Problem statement ::
Give an unaltered copy of the listing below, minus its pictures.
┌──
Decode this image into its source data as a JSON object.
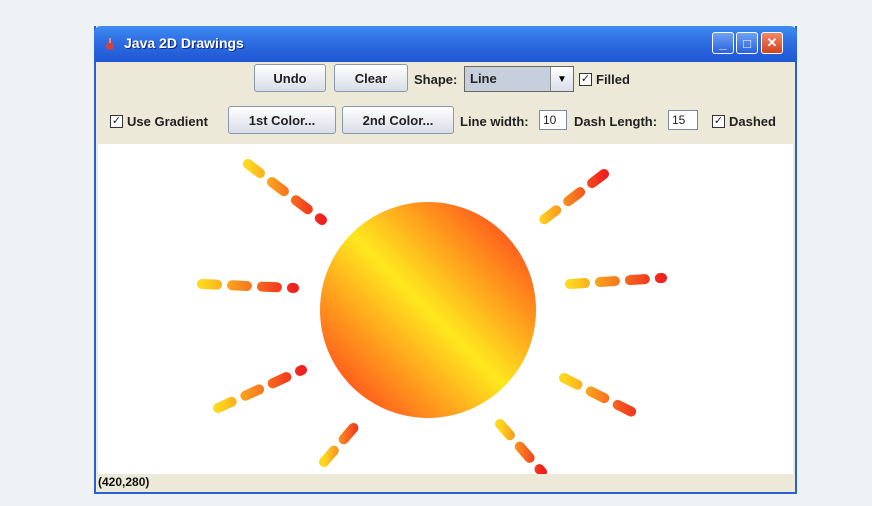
{
  "window": {
    "title": "Java 2D Drawings",
    "controls": [
      "_",
      "□",
      "✕"
    ]
  },
  "toolbar1": {
    "undo_label": "Undo",
    "clear_label": "Clear",
    "shape_label": "Shape:",
    "shape_value": "Line",
    "filled_label": "Filled",
    "filled_checked": "✓"
  },
  "toolbar2": {
    "use_gradient_label": "Use Gradient",
    "use_gradient_checked": "✓",
    "color1_label": "1st Color...",
    "color2_label": "2nd Color...",
    "line_width_label": "Line width:",
    "line_width_value": "10",
    "dash_length_label": "Dash Length:",
    "dash_length_value": "15",
    "dashed_label": "Dashed",
    "dashed_checked": "✓"
  },
  "status": {
    "text": "(420,280)"
  },
  "colors": {
    "gradient_1": "#f0201e",
    "gradient_2": "#ffe81e",
    "title_bar": "#2f6fe3"
  },
  "icons": {
    "app": "java-cup-icon",
    "combo_arrow": "chevron-down-icon"
  }
}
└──
Result of this task ::
Decode this image into its source data as a JSON object.
{
  "window": {
    "title": "Java 2D Drawings",
    "controls": [
      "_",
      "□",
      "✕"
    ]
  },
  "toolbar1": {
    "undo_label": "Undo",
    "clear_label": "Clear",
    "shape_label": "Shape:",
    "shape_value": "Line",
    "filled_label": "Filled",
    "filled_checked": "✓"
  },
  "toolbar2": {
    "use_gradient_label": "Use Gradient",
    "use_gradient_checked": "✓",
    "color1_label": "1st Color...",
    "color2_label": "2nd Color...",
    "line_width_label": "Line width:",
    "line_width_value": "10",
    "dash_length_label": "Dash Length:",
    "dash_length_value": "15",
    "dashed_label": "Dashed",
    "dashed_checked": "✓"
  },
  "status": {
    "text": "(420,280)"
  },
  "colors": {
    "gradient_1": "#f0201e",
    "gradient_2": "#ffe81e",
    "title_bar": "#2f6fe3"
  },
  "icons": {
    "app": "java-cup-icon",
    "combo_arrow": "chevron-down-icon"
  }
}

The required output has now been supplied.